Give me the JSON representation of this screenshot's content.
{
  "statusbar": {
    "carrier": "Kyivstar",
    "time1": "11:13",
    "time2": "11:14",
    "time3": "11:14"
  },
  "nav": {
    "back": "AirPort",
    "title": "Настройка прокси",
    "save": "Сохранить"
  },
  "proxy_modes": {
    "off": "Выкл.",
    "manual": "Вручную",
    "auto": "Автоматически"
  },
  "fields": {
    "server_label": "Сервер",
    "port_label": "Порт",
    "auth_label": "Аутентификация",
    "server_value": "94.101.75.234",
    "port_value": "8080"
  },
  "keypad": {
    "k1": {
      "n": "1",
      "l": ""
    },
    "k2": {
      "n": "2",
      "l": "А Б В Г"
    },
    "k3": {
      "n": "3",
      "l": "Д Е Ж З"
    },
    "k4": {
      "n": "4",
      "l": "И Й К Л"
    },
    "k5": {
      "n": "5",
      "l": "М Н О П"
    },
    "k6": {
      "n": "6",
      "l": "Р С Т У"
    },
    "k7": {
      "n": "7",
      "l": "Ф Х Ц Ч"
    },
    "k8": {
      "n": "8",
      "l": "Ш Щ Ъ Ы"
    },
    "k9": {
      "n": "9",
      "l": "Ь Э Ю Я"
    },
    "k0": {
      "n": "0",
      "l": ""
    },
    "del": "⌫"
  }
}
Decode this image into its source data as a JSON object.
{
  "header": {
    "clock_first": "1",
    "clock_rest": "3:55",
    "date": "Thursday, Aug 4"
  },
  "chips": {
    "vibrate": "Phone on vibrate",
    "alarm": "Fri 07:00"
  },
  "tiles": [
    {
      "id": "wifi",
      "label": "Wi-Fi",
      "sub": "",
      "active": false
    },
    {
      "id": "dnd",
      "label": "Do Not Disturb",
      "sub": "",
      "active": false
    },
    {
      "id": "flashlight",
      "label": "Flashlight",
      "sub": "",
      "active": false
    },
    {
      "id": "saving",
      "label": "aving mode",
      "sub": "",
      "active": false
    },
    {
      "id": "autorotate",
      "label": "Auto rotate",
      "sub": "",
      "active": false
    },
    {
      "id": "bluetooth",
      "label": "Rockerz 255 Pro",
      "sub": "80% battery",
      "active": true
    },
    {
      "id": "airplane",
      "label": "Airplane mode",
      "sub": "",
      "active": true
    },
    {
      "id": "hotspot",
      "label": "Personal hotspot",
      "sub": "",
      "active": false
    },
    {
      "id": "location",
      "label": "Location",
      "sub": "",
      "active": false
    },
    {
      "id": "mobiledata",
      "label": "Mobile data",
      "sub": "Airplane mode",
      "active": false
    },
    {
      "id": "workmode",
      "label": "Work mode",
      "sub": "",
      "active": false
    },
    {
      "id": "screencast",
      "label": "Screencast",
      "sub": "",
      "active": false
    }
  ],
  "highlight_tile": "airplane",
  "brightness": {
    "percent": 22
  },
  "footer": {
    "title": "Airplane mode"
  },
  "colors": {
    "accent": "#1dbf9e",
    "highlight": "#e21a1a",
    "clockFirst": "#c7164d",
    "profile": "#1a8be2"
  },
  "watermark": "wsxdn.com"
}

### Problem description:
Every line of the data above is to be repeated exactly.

### Result:
Give me the JSON representation of this screenshot's content.
{
  "statusbar": {
    "carrier": "Kyivstar",
    "time1": "11:13",
    "time2": "11:14",
    "time3": "11:14"
  },
  "nav": {
    "back": "AirPort",
    "title": "Настройка прокси",
    "save": "Сохранить"
  },
  "proxy_modes": {
    "off": "Выкл.",
    "manual": "Вручную",
    "auto": "Автоматически"
  },
  "fields": {
    "server_label": "Сервер",
    "port_label": "Порт",
    "auth_label": "Аутентификация",
    "server_value": "94.101.75.234",
    "port_value": "8080"
  },
  "keypad": {
    "k1": {
      "n": "1",
      "l": ""
    },
    "k2": {
      "n": "2",
      "l": "А Б В Г"
    },
    "k3": {
      "n": "3",
      "l": "Д Е Ж З"
    },
    "k4": {
      "n": "4",
      "l": "И Й К Л"
    },
    "k5": {
      "n": "5",
      "l": "М Н О П"
    },
    "k6": {
      "n": "6",
      "l": "Р С Т У"
    },
    "k7": {
      "n": "7",
      "l": "Ф Х Ц Ч"
    },
    "k8": {
      "n": "8",
      "l": "Ш Щ Ъ Ы"
    },
    "k9": {
      "n": "9",
      "l": "Ь Э Ю Я"
    },
    "k0": {
      "n": "0",
      "l": ""
    },
    "del": "⌫"
  }
}
Decode this image into its source data as a JSON object.
{
  "header": {
    "clock_first": "1",
    "clock_rest": "3:55",
    "date": "Thursday, Aug 4"
  },
  "chips": {
    "vibrate": "Phone on vibrate",
    "alarm": "Fri 07:00"
  },
  "tiles": [
    {
      "id": "wifi",
      "label": "Wi-Fi",
      "sub": "",
      "active": false
    },
    {
      "id": "dnd",
      "label": "Do Not Disturb",
      "sub": "",
      "active": false
    },
    {
      "id": "flashlight",
      "label": "Flashlight",
      "sub": "",
      "active": false
    },
    {
      "id": "saving",
      "label": "aving mode",
      "sub": "",
      "active": false
    },
    {
      "id": "autorotate",
      "label": "Auto rotate",
      "sub": "",
      "active": false
    },
    {
      "id": "bluetooth",
      "label": "Rockerz 255 Pro",
      "sub": "80% battery",
      "active": true
    },
    {
      "id": "airplane",
      "label": "Airplane mode",
      "sub": "",
      "active": true
    },
    {
      "id": "hotspot",
      "label": "Personal hotspot",
      "sub": "",
      "active": false
    },
    {
      "id": "location",
      "label": "Location",
      "sub": "",
      "active": false
    },
    {
      "id": "mobiledata",
      "label": "Mobile data",
      "sub": "Airplane mode",
      "active": false
    },
    {
      "id": "workmode",
      "label": "Work mode",
      "sub": "",
      "active": false
    },
    {
      "id": "screencast",
      "label": "Screencast",
      "sub": "",
      "active": false
    }
  ],
  "highlight_tile": "airplane",
  "brightness": {
    "percent": 22
  },
  "footer": {
    "title": "Airplane mode"
  },
  "colors": {
    "accent": "#1dbf9e",
    "highlight": "#e21a1a",
    "clockFirst": "#c7164d",
    "profile": "#1a8be2"
  },
  "watermark": "wsxdn.com"
}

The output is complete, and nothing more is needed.